- Personal pet peeve: starting stories with descriptions of the weather. It's as much small talk in a novel as it is in conversation. Sure, describe the environment so we can get a picture, but those opening sentences should grab me, and talking about wind doesn't really do that. Take those two sentences out and see how much better even starting with "Two masked men dressed in dark clothing crouched in the late evening shadows watching the trailer." is. That's probably not even your best opening, but it is immediately more interesting and I have a ton of questions as a reader at that point (that's a good thing!).

- The first paragraph with Marvin is excellent. You told us a ton of information right there. The next few paragraphs derail your narrative however, giving us backstory we don't need to know right then. If you feel all that info is necessary, hand it out somewhere else in the story, but as soon as he takes that puff then BAM, the intruders should come busting in.

- I really liked that the home invaders were cops.

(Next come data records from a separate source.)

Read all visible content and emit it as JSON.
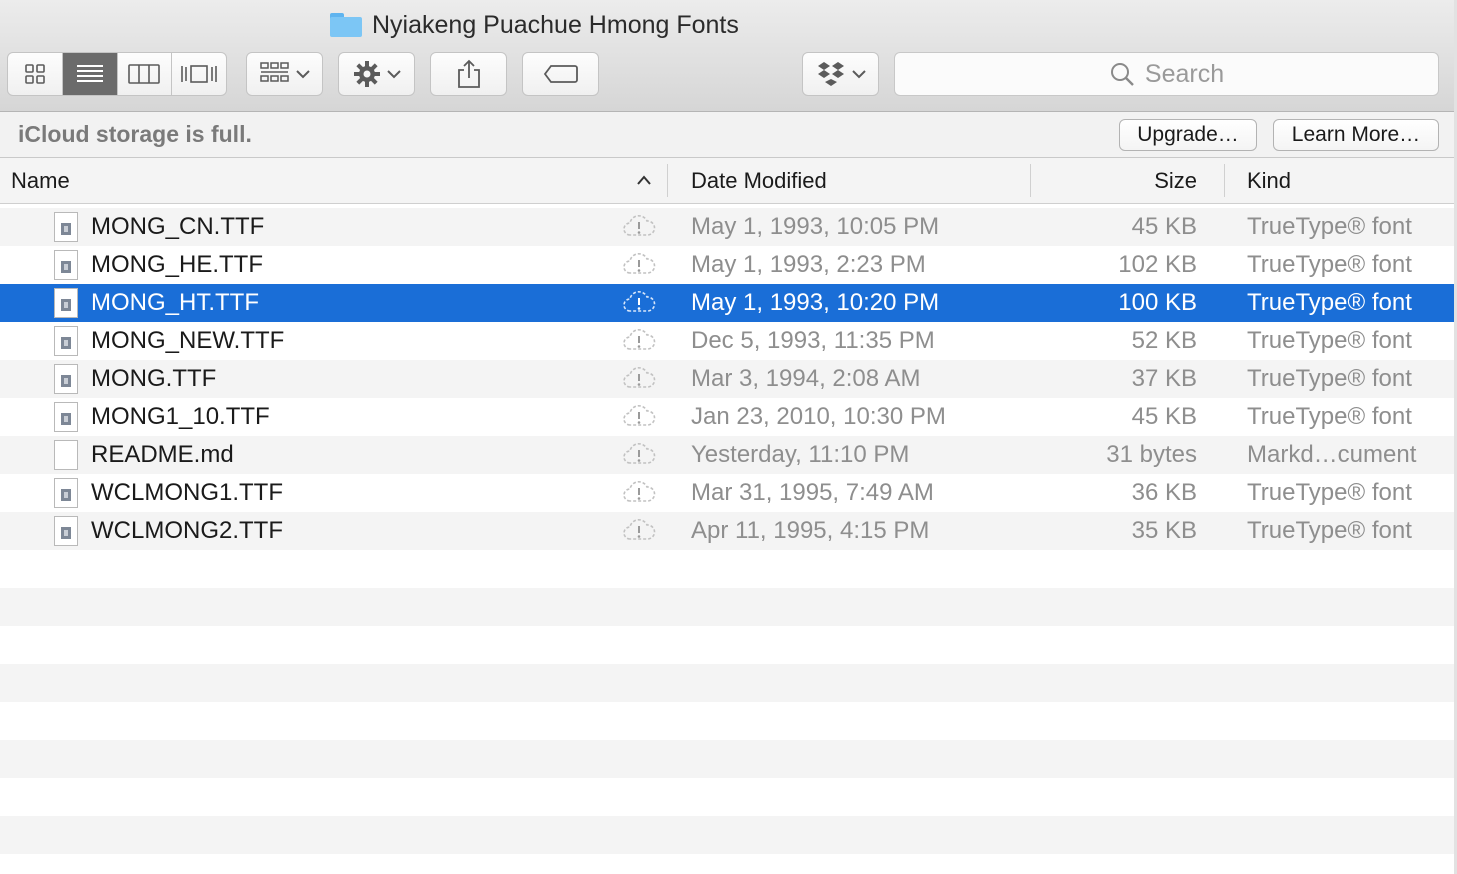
{
  "window": {
    "title": "Nyiakeng Puachue Hmong Fonts",
    "title_icon": "folder-icon"
  },
  "toolbar": {
    "view_modes": [
      "icon-view-icon",
      "list-view-icon",
      "column-view-icon",
      "cover-flow-icon"
    ],
    "active_view": "list",
    "arrange_icon": "arrange-grid-icon",
    "action_icon": "gear-icon",
    "share_icon": "share-icon",
    "tag_icon": "tag-icon",
    "dropbox_icon": "dropbox-icon",
    "search_placeholder": "Search"
  },
  "notice": {
    "text": "iCloud storage is full.",
    "upgrade_label": "Upgrade…",
    "learn_more_label": "Learn More…"
  },
  "columns": {
    "name": "Name",
    "date_modified": "Date Modified",
    "size": "Size",
    "kind": "Kind",
    "sort_indicator": "ascending"
  },
  "files": [
    {
      "name": "MONG_CN.TTF",
      "date": "May 1, 1993, 10:05 PM",
      "size": "45 KB",
      "kind": "TrueType® font",
      "icon": "font-file-icon",
      "selected": false
    },
    {
      "name": "MONG_HE.TTF",
      "date": "May 1, 1993, 2:23 PM",
      "size": "102 KB",
      "kind": "TrueType® font",
      "icon": "font-file-icon",
      "selected": false
    },
    {
      "name": "MONG_HT.TTF",
      "date": "May 1, 1993, 10:20 PM",
      "size": "100 KB",
      "kind": "TrueType® font",
      "icon": "font-file-icon",
      "selected": true
    },
    {
      "name": "MONG_NEW.TTF",
      "date": "Dec 5, 1993, 11:35 PM",
      "size": "52 KB",
      "kind": "TrueType® font",
      "icon": "font-file-icon",
      "selected": false
    },
    {
      "name": "MONG.TTF",
      "date": "Mar 3, 1994, 2:08 AM",
      "size": "37 KB",
      "kind": "TrueType® font",
      "icon": "font-file-icon",
      "selected": false
    },
    {
      "name": "MONG1_10.TTF",
      "date": "Jan 23, 2010, 10:30 PM",
      "size": "45 KB",
      "kind": "TrueType® font",
      "icon": "font-file-icon",
      "selected": false
    },
    {
      "name": "README.md",
      "date": "Yesterday, 11:10 PM",
      "size": "31 bytes",
      "kind": "Markd…cument",
      "icon": "text-file-icon",
      "selected": false
    },
    {
      "name": "WCLMONG1.TTF",
      "date": "Mar 31, 1995, 7:49 AM",
      "size": "36 KB",
      "kind": "TrueType® font",
      "icon": "font-file-icon",
      "selected": false
    },
    {
      "name": "WCLMONG2.TTF",
      "date": "Apr 11, 1995, 4:15 PM",
      "size": "35 KB",
      "kind": "TrueType® font",
      "icon": "font-file-icon",
      "selected": false
    }
  ],
  "row_status_icon": "icloud-warning-icon",
  "colors": {
    "selection": "#1a6ed7",
    "alt_row": "#f4f4f4",
    "folder": "#7cc6f5"
  }
}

- For me stories have to have a beginning, middle, and ending. I'd argue that what you're missing (and this is rare) is your beginning. From a story standpoint, your ending works, but it doesn't tie back to any other part of the story. I think if we actually saw crimes being committed, and our two vigilantes witness it, it would justify the ending you've written. I'm sure your writer's mind can figure something out here to make the story cohesive from start to finish. Within the confines of this challenge you have almost 2k more words to play with to flesh out anything that might need fleshed out.

I think there's a bit of work to be done on this one, but I did enjoy reading what you have!

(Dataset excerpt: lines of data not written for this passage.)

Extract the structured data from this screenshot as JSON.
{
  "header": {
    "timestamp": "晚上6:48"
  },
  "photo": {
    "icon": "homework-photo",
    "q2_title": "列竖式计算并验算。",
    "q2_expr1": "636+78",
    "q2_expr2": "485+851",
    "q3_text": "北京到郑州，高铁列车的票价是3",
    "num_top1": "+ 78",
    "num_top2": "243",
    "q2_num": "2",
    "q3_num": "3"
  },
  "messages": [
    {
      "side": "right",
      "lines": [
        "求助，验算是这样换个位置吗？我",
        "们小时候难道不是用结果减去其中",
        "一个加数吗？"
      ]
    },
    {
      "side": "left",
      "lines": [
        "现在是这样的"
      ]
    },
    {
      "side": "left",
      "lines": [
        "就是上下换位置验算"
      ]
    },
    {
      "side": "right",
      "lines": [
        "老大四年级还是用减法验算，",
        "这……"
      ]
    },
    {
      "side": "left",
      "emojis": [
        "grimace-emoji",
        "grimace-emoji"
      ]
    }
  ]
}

Liam Hogan's picture
Liam Hogan from Earth is reading Hugo Nominations July 19, 2014 - 3:31pm

Hi JJ,

I think you need to get more out of this story. It's a little reporter-y, and if you wanted to put a weird twist on it, then having the masked robbers being school teachers would work one hell of a lot more than the vigilante police?

Not personally a fan of starts that describe the scene like a shopping list, want something that brings that to life a bit. Plus, I can't imagine a trailer that you can see "most of the interior" from any vantage point outside.

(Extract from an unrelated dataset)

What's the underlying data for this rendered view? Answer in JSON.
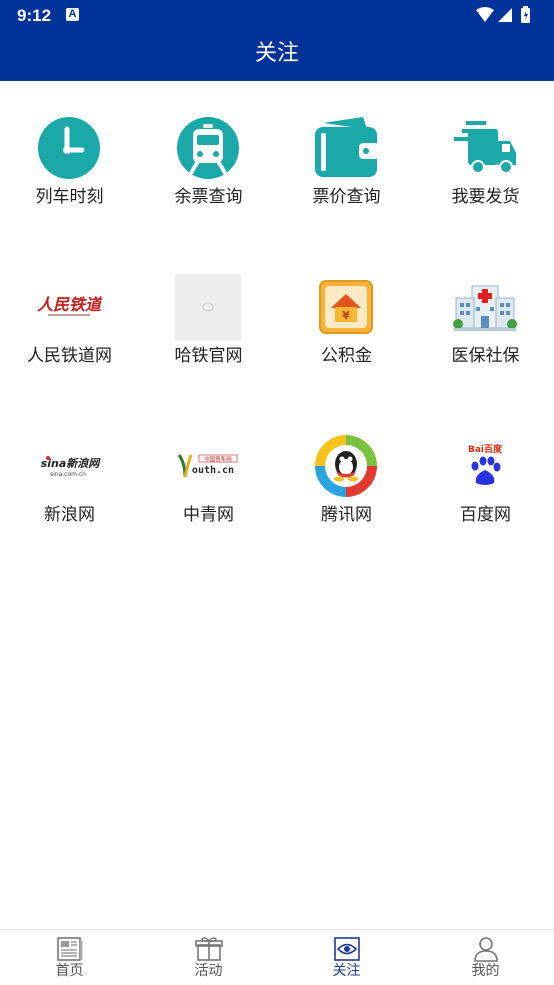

Then we get Marvin's full story. You need to know this, to know your character. The question is, do we? You can show him using, perhaps, but his dealing, this is going to come up when the two masked men make their entry I'd guess. So leave it until then? A lot is said about show and tell, too much perhaps, but don't go infodumping big sections like this. Drip feed what you can't show.

Decent dialog work, during the robbery and later on.

This is a tricky one to stay with one POV, so you probably make roughly the right choices. You could stay with the masked men throughout, but I suspect you wouldn't feel the drama of the "Home invasion"

You don't bother telling us WHY this is happening. Why do they go vigilante on this one character? Is is unprosecutable? This isn't something they've done before, will they do it again? And they seem to be getting off on the violence - towards Marvin's girlfriend as well.

If they don't think this is going to get reported by Marvin, then the precautions seem a little over the top?

Hope some of this helps.



Cmangano's picture
Cmangano from Maine July 20, 2014 - 5:41pm

It took me a little while to get into this one, but I did come around. Marvin's back story felt like it took a long time and, while it served to characterize him I wasn't very interested. It felt like you were just going through the motions during this part. The repetitive use of the word meth has already been mentioned, you also repeat ear several times on mage three, where I found it more distracting than effective. You certainly won me over with the action scenes. The invasion is so immersive. Great job with that. I think that, although the story is complete and doesn't necessarily need anything, it would be nice to have some greater development. It seemed just a little bare to me, but maybe that's just because I've hit a list of particularly long reads recently. Nice job, good luck